Source material:
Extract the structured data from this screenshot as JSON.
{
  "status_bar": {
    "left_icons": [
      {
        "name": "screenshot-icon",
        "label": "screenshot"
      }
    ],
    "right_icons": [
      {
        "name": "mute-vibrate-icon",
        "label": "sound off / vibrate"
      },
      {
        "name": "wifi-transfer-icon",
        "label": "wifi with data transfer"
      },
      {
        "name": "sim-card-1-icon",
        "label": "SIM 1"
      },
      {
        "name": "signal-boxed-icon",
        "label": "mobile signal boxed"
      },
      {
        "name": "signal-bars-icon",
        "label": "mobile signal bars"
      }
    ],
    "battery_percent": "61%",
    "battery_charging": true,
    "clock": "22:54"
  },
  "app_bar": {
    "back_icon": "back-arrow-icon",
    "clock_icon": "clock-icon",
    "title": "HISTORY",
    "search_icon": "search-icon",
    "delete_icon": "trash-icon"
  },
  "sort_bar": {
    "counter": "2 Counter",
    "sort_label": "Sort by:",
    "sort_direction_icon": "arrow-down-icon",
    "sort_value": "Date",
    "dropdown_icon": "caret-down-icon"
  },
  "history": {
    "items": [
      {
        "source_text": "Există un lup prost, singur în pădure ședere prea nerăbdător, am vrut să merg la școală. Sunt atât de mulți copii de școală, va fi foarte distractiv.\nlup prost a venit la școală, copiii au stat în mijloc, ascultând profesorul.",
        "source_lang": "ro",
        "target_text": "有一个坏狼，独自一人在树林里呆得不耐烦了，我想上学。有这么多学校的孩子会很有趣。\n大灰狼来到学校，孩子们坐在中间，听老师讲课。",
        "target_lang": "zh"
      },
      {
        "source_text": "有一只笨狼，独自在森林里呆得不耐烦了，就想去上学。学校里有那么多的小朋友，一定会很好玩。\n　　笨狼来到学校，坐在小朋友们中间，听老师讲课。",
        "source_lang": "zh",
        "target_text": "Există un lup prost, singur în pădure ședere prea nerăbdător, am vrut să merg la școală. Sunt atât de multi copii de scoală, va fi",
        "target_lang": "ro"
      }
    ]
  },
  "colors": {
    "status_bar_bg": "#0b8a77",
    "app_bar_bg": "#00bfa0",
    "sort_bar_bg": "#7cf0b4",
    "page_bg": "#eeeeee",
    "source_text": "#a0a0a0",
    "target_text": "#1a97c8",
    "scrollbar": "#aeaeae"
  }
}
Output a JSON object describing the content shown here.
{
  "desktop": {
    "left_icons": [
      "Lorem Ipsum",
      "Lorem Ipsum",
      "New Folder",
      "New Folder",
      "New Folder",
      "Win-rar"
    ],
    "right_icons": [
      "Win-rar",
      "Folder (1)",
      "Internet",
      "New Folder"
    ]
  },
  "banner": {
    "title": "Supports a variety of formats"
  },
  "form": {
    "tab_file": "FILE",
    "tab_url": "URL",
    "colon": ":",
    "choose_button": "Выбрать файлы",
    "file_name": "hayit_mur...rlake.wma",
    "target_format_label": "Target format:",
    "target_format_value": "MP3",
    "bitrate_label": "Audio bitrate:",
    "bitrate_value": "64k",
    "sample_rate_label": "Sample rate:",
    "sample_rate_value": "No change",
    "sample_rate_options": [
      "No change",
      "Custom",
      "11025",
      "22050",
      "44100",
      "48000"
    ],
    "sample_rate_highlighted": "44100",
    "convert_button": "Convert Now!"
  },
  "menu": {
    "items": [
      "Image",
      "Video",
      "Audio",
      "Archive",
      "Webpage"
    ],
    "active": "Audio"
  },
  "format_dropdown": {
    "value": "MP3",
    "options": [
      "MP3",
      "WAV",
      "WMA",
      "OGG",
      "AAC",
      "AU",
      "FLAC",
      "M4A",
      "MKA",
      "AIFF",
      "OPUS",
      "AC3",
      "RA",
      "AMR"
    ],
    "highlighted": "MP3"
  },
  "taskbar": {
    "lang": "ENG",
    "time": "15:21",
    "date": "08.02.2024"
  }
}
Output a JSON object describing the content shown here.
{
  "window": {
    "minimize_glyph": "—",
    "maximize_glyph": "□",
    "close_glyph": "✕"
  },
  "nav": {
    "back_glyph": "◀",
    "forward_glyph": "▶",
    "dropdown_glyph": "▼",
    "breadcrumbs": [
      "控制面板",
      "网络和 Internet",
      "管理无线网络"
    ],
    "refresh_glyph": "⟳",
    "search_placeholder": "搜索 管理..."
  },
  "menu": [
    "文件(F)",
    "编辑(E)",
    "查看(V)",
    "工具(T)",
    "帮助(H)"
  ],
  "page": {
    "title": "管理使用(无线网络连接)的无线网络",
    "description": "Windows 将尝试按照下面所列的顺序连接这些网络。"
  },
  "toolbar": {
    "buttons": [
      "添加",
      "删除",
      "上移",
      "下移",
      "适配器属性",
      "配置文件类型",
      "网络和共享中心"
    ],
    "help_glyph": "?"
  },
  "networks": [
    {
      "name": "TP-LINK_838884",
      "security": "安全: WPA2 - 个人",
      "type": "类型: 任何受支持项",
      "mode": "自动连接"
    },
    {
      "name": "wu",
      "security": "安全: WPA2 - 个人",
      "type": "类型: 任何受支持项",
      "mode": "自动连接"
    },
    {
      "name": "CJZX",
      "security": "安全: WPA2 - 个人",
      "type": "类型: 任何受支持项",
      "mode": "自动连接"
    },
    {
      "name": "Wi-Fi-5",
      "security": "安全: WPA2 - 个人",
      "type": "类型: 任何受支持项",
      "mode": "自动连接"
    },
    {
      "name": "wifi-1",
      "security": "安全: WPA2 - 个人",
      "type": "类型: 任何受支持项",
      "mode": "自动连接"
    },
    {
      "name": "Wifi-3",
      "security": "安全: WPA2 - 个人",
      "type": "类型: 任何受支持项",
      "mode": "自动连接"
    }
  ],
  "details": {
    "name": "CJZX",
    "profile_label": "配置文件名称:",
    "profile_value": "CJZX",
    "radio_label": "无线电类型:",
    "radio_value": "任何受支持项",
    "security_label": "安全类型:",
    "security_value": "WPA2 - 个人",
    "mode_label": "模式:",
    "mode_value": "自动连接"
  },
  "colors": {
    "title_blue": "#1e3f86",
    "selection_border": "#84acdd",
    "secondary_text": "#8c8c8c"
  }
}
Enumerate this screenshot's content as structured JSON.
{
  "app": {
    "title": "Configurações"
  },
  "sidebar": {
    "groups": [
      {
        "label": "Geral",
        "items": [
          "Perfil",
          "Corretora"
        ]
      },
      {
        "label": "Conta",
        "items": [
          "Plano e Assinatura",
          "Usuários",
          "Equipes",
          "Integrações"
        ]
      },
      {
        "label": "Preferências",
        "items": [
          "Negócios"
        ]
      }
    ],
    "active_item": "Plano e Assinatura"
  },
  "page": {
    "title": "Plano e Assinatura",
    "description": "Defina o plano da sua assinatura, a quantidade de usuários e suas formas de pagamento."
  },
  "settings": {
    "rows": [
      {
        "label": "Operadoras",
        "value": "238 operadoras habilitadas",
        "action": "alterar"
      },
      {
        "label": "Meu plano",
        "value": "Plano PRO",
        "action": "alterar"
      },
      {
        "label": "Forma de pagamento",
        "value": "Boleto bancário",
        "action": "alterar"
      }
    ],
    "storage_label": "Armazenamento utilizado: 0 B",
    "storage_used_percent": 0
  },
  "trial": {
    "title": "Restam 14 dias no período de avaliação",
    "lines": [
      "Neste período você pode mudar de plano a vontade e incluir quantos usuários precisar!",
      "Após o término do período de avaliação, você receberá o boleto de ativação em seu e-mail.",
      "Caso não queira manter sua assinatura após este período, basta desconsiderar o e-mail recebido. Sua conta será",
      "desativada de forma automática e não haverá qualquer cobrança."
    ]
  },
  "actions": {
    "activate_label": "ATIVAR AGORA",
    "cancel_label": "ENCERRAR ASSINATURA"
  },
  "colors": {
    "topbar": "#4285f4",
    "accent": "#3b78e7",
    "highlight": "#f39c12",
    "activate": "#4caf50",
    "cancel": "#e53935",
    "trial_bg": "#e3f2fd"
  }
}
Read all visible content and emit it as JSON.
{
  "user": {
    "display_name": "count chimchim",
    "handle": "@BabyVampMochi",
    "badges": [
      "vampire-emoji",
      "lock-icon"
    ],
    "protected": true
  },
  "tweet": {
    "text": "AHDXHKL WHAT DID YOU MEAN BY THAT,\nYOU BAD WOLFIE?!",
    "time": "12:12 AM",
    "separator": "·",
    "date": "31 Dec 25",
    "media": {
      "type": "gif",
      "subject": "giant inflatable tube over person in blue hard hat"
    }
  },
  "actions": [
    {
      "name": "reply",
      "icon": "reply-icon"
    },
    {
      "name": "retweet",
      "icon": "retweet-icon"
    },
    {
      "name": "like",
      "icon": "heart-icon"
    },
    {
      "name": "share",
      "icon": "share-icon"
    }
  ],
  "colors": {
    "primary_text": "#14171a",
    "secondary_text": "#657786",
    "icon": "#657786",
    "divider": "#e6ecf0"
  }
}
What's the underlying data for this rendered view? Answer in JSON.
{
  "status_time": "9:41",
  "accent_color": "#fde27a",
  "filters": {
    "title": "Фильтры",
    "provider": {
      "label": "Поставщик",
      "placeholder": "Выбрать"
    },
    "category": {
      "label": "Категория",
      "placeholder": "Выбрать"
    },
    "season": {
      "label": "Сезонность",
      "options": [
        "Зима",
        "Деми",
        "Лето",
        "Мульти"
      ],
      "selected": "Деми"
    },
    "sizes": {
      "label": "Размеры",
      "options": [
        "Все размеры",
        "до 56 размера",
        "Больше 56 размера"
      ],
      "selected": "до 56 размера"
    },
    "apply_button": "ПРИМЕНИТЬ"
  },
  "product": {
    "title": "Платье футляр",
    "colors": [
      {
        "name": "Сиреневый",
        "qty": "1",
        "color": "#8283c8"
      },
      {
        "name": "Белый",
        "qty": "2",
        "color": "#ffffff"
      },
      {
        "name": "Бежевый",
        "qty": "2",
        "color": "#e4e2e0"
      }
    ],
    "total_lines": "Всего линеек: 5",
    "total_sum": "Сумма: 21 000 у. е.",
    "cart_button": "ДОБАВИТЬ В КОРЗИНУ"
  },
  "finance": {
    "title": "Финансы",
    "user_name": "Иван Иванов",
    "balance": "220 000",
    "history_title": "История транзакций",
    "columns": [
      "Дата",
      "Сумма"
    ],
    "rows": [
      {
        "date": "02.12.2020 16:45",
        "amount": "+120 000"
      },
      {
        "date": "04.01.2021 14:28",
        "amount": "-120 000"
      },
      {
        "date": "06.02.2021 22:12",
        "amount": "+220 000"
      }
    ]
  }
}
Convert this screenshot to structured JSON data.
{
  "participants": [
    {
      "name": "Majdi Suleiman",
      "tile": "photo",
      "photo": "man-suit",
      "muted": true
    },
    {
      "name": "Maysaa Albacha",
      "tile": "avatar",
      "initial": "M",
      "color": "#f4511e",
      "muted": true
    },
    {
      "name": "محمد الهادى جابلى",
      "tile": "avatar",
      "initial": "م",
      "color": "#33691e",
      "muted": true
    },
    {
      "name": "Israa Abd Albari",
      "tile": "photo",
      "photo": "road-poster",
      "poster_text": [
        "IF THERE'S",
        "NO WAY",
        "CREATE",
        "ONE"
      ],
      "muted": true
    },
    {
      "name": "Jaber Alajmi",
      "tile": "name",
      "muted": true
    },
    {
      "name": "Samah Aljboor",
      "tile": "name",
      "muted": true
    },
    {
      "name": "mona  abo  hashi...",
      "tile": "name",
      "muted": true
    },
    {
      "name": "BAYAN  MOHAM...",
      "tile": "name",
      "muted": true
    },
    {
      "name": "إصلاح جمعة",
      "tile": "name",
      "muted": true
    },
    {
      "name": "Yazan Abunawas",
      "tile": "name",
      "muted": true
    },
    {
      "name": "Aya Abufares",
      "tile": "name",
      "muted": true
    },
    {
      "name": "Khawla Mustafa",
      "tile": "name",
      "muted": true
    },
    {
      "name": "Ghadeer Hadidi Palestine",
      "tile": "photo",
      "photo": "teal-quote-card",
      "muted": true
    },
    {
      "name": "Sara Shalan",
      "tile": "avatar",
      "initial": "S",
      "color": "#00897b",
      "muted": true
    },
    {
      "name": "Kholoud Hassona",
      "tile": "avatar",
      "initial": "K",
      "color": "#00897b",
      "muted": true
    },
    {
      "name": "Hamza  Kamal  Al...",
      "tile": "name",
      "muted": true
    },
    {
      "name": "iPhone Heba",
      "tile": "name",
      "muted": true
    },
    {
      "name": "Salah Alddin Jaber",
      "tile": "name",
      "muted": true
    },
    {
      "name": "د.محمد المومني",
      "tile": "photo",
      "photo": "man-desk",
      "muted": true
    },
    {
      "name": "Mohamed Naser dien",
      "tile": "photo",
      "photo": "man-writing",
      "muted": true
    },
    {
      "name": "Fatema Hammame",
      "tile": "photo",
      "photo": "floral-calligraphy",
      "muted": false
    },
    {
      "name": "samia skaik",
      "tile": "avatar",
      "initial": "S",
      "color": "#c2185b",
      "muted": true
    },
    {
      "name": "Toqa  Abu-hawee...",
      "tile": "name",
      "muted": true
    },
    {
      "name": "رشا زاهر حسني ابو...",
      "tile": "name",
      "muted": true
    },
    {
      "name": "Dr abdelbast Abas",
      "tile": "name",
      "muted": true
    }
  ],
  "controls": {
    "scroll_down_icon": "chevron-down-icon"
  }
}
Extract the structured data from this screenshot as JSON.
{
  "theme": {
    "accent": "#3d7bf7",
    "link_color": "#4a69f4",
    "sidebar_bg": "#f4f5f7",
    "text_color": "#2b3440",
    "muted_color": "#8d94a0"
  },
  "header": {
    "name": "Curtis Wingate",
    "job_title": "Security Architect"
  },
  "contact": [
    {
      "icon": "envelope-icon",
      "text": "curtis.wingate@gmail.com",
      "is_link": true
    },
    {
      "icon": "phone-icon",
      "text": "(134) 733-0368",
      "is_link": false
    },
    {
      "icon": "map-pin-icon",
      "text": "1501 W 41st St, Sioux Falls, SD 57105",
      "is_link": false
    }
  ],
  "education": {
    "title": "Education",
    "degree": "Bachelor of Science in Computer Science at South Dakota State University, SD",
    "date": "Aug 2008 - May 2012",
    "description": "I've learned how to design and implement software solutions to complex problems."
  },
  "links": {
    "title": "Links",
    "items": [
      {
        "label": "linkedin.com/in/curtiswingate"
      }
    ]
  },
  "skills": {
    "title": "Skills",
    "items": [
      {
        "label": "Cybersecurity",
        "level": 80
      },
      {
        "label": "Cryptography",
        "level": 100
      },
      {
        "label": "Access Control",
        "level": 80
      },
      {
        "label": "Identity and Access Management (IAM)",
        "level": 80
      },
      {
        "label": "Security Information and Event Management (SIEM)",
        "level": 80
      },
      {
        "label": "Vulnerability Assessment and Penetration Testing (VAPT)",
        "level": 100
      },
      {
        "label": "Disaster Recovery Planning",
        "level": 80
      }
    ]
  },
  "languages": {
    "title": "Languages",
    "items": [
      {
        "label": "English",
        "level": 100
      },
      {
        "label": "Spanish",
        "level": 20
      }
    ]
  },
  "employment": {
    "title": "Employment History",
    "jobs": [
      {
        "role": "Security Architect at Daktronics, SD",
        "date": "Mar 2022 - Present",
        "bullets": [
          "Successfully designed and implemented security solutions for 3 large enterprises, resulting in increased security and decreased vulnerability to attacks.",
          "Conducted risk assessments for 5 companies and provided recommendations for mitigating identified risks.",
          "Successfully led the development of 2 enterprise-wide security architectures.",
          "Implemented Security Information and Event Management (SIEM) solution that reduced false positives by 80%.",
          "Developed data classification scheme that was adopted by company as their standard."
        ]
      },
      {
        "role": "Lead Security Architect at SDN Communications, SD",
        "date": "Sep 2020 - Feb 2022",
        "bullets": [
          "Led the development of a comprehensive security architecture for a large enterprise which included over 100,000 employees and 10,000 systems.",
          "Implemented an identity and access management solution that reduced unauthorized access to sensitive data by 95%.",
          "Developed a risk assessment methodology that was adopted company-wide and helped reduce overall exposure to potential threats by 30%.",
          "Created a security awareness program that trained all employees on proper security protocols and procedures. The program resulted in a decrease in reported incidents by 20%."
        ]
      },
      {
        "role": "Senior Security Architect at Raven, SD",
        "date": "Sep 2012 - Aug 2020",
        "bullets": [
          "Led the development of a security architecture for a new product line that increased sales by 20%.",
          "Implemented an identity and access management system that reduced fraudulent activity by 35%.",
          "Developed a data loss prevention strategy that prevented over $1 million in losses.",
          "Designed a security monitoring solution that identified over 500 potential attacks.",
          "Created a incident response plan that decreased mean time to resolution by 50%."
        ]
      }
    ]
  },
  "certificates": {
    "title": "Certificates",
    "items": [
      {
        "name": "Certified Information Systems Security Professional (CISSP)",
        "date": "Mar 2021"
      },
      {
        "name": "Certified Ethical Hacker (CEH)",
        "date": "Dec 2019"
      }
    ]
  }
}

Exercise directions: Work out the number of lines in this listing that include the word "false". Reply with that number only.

Solution to the exercise: 4